INFORMATION GIVEN section start

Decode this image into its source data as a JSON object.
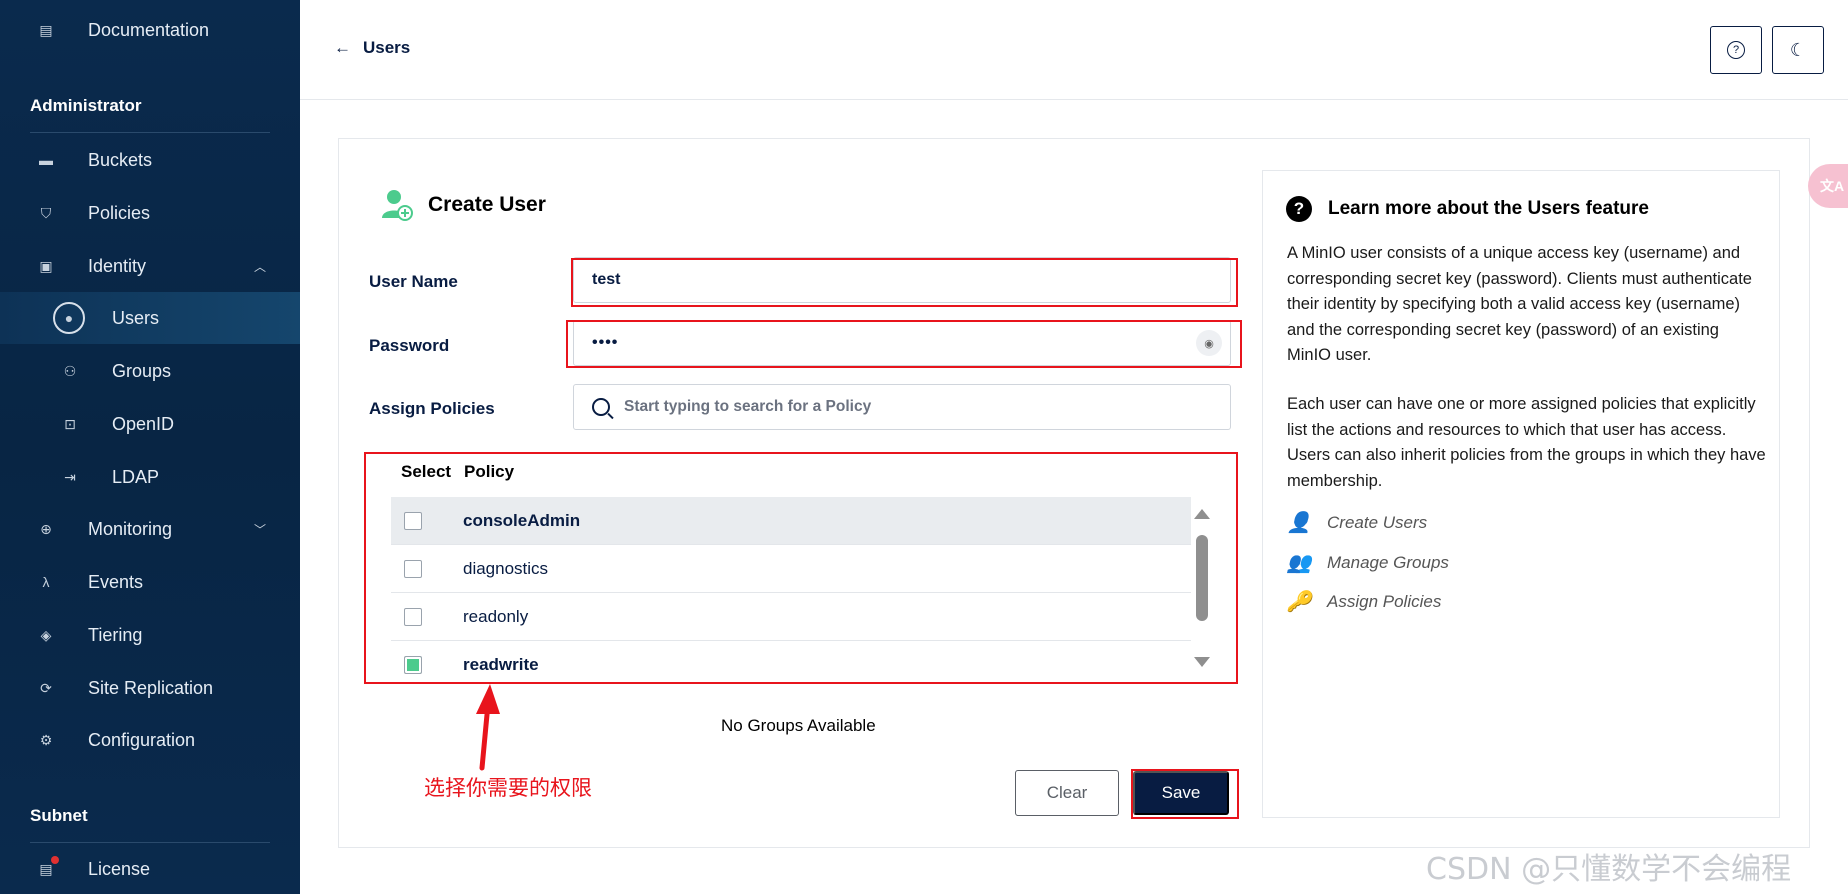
{
  "sidebar": {
    "documentation": "Documentation",
    "section_admin": "Administrator",
    "buckets": "Buckets",
    "policies": "Policies",
    "identity": "Identity",
    "users": "Users",
    "groups": "Groups",
    "openid": "OpenID",
    "ldap": "LDAP",
    "monitoring": "Monitoring",
    "events": "Events",
    "tiering": "Tiering",
    "site_replication": "Site Replication",
    "configuration": "Configuration",
    "section_subnet": "Subnet",
    "license": "License"
  },
  "header": {
    "back_label": "Users",
    "help_icon": "question-circle-icon",
    "theme_icon": "moon-icon"
  },
  "form": {
    "title": "Create User",
    "username_label": "User Name",
    "username_value": "test",
    "password_label": "Password",
    "password_value": "••••",
    "policies_label": "Assign Policies",
    "search_placeholder": "Start typing to search for a Policy",
    "col_select": "Select",
    "col_policy": "Policy",
    "policies": [
      {
        "name": "consoleAdmin",
        "checked": false,
        "highlighted": true
      },
      {
        "name": "diagnostics",
        "checked": false,
        "highlighted": false
      },
      {
        "name": "readonly",
        "checked": false,
        "highlighted": false
      },
      {
        "name": "readwrite",
        "checked": true,
        "highlighted": false
      }
    ],
    "no_groups": "No Groups Available",
    "clear_label": "Clear",
    "save_label": "Save"
  },
  "annotation": "选择你需要的权限",
  "help": {
    "title": "Learn more about the Users feature",
    "para1": "A MinIO user consists of a unique access key (username) and corresponding secret key (password). Clients must authenticate their identity by specifying both a valid access key (username) and the corresponding secret key (password) of an existing MinIO user.",
    "para2": "Each user can have one or more assigned policies that explicitly list the actions and resources to which that user has access. Users can also inherit policies from the groups in which they have membership.",
    "links": [
      "Create Users",
      "Manage Groups",
      "Assign Policies"
    ]
  },
  "watermark": "CSDN @只懂数学不会编程",
  "translate_label": "文A",
  "colors": {
    "sidebar": "#0a2a4d",
    "primary": "#081c42",
    "highlight": "#e8141c",
    "checked": "#4ccb8d"
  }
}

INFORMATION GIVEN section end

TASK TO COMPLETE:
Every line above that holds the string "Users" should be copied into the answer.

SOLUTION TO THE PROBLEM:
    "users": "Users",
    "back_label": "Users",
    "title": "Learn more about the Users feature",
    "para2": "Each user can have one or more assigned policies that explicitly list the actions and resources to which that user has access. Users can also inherit policies from the groups in which they have membership.",
      "Create Users",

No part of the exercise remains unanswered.